“I always think outside the box,” says Strawford. Bella Chic constantly works on features that will set the store apart. Strawford holds special events such as shopping parties, sets up pop-up stores, gets involved in local events and works together with other entrepreneurs to increase visibility and stay connected with the community. She is also the producer of the popular consumer show “What Women Want”, a three-day shopping experience featuring retailers, entertainment and services tailored to women.

The passion, the engagement and the drive to create something others don’t offer is the common thread running through everything Strawford does. “Be different, be unique and be present in as many places as possible,” she advises. “Do something different and something that scares you, every day!”

Lynn Armstrong, ZÖE Shoes + Objects

ZÖE Shoes + Objects’ owner Lynn Armstrong has an impressive career as a journalist/writer, corporate communicator and planner.

In February 2016, she became the new owner and operator of Regina’s ZÖE Shoes + Objects. The store was already well established and had been in business for almost 30 years. Armstrong’s love for shoes and beauty transformed the brand of ZOE’s Boutique into ZÖE (the Greek word for life), and within the first year, Armstrong renovated the retail space and moved to a new location.

The product selection in Armstrong’s store is focusing on beauty, rarity and specialty. The goal is to make ZÖE stand out as an experience where customer understanding and awareness is in focus, which most large chain retailers and department stores can’t as easily replicate.

Since the products are carefully curated and unique, most stores offering similar products are in other cities which carves out a niche for ZÖE. As a result, price becomes secondary even though Armstrong does her homework and ensures prices are consistent with similar stores in other locations.

As for so many other independent retailers, community involvement is vital to Armstrong. “It’s one of the strengths as an independent as we are part of the local community and want to help,” she says.

To stay connected, utilizing the internet and social media are important tools Armstrong takes clever advantage of. “Customers of my store don’t all live here anymore since the store has been in business for 30 years,” she explains. The online store lets these customers still shop at ZÖE. Online shopping also opens up for a bigger market reach, and it reaches a different type of customers who prefer online shopping over traditional store shopping. “It also allows me to serve our bricks-and-mortar customers who want to ‘pre-shop’ before making an actual purchase,” Armstrong adds. She uses social media- mainly Instagram and Facebook-to keep customers up to date on what’s new in-store.

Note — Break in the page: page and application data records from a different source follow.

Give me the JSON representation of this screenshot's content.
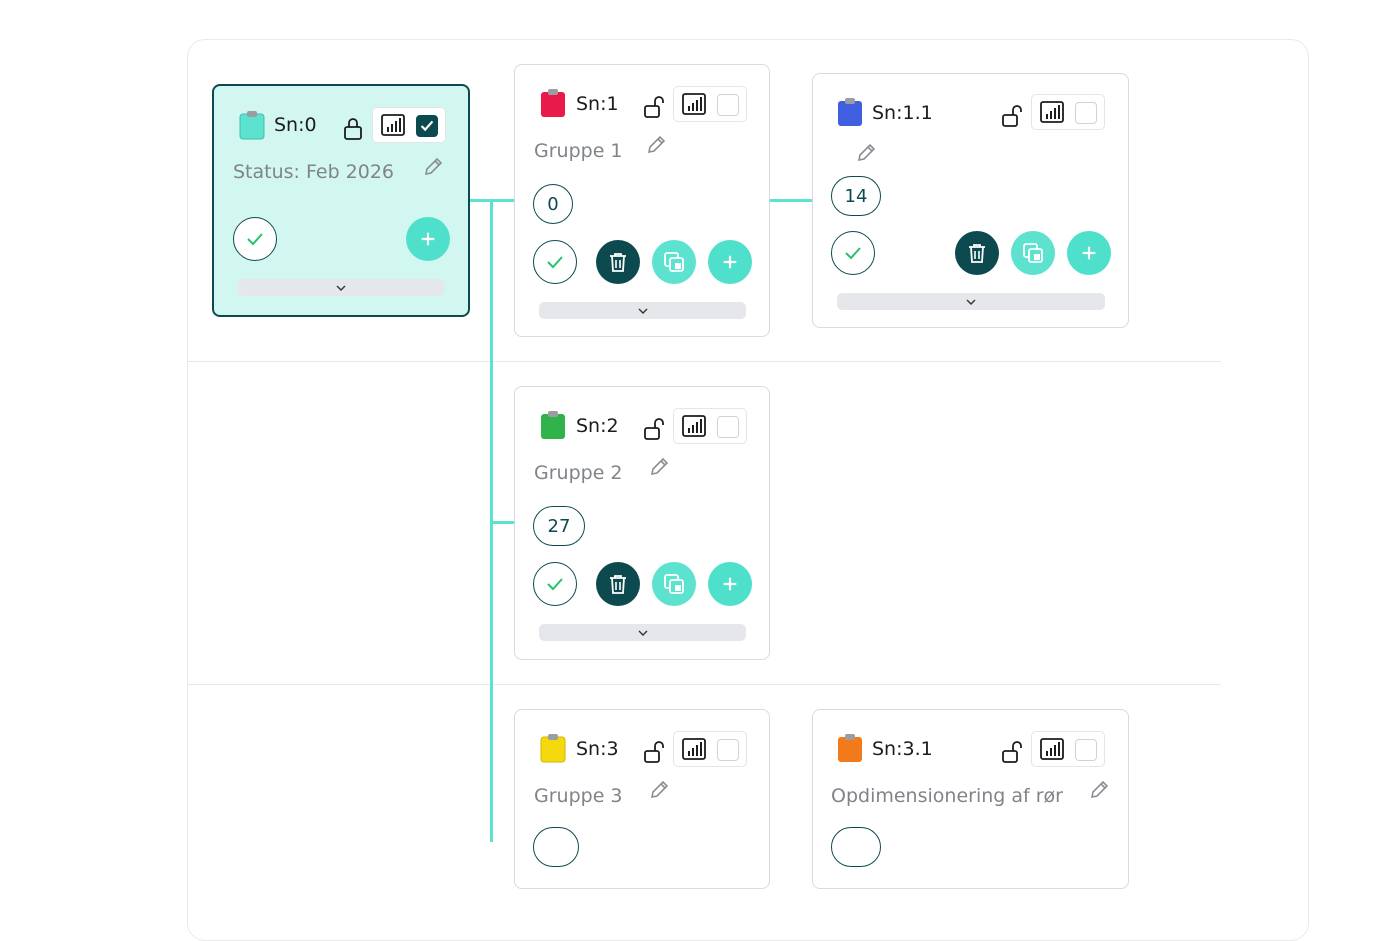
{
  "colors": {
    "accent": "#5ee2d0",
    "dark": "#0d4a4f",
    "root_bg": "#d2f7f0"
  },
  "icons": {
    "clipboard": "clipboard-icon",
    "lock": "lock-icon",
    "unlock": "unlock-icon",
    "chart": "signal-bars-icon",
    "pencil": "pencil-icon",
    "check": "check-icon",
    "trash": "trash-icon",
    "copy": "copy-icon",
    "add": "plus-icon",
    "chevron": "chevron-down-icon"
  },
  "cards": [
    {
      "id": "sn0",
      "label": "Sn:0",
      "title": "Status: Feb 2026",
      "clip_color": "#5ee2d0",
      "locked": true,
      "checked": true
    },
    {
      "id": "sn1",
      "label": "Sn:1",
      "title": "Gruppe 1",
      "count": "0",
      "clip_color": "#e8194b",
      "locked": false,
      "checked": false
    },
    {
      "id": "sn1_1",
      "label": "Sn:1.1",
      "title": "",
      "count": "14",
      "clip_color": "#3f5fe0",
      "locked": false,
      "checked": false
    },
    {
      "id": "sn2",
      "label": "Sn:2",
      "title": "Gruppe 2",
      "count": "27",
      "clip_color": "#2fb34a",
      "locked": false,
      "checked": false
    },
    {
      "id": "sn3",
      "label": "Sn:3",
      "title": "Gruppe 3",
      "clip_color": "#f5d90f",
      "locked": false,
      "checked": false
    },
    {
      "id": "sn3_1",
      "label": "Sn:3.1",
      "title": "Opdimensionering af rør",
      "clip_color": "#f27a1a",
      "locked": false,
      "checked": false
    }
  ]
}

Armstrong sees the biggest challenge as an independent retailer to create and maintain the unique environment and experience of ZÖE, while staying profitable. She sums up some advice to other independent stores in their quest of being successful against retail giants. “ Take time to understand what your vision is,” she says. “Then, stay true to your vision. Be smart and surround yourself with people who can help you. Last but not least, love what you do!”

Independent retailers will continue playing an important part of the retail environment in Saskatchewan. The stakes are high in starting and running an independent business successfully but the rewards can be great. Small independent retailers deal with many of the same challenges regardless of industry or product. Bosche, Strawford and Armstrong sum up their collective experience and advice from to being ‘Davids’ in the retail industry, holding their own against the ‘Goliaths’:

  • Be unique and special through product selection and superior customer service
  • Stay competitive on pricing but don’t compete solely on price
  • Engage with and support the local community
  • Capitalize on the online world through online shopping and social media to connect with customers and reach new ones
  • Be passionate and love what you are doing


[1] https://www.retailcouncil.org/sites/default/files/documents/research_4_Ways_To_Win_Independent_Retailers.pdf